YOUR ASSIGNMENT
Sift through the material below and return the lines with "kind".

SOURCE RECORDS
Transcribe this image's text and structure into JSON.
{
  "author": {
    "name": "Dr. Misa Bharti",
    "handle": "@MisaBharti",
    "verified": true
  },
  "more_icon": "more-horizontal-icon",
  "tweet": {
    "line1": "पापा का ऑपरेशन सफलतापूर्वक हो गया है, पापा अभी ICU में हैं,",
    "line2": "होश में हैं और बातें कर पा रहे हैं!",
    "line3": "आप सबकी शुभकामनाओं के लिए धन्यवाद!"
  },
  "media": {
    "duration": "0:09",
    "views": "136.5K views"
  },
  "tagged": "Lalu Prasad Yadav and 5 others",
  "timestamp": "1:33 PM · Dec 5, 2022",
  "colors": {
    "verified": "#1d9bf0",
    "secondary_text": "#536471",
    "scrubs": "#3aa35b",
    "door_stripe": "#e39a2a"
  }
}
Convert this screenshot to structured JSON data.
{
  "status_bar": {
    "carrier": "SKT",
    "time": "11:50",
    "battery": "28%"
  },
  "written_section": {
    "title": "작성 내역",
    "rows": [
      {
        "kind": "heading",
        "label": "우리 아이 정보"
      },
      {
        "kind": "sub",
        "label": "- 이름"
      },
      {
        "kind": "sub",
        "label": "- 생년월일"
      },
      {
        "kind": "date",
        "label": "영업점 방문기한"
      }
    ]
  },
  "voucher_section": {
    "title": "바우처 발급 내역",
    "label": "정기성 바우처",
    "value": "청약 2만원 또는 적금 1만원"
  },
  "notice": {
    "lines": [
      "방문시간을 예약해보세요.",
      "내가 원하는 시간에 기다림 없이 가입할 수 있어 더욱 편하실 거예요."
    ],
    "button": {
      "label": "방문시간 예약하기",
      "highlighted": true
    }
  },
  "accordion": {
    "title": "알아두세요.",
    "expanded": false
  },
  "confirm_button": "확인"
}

TASK ANSWER
        "kind": "heading",
        "kind": "sub",
        "kind": "sub",
        "kind": "date",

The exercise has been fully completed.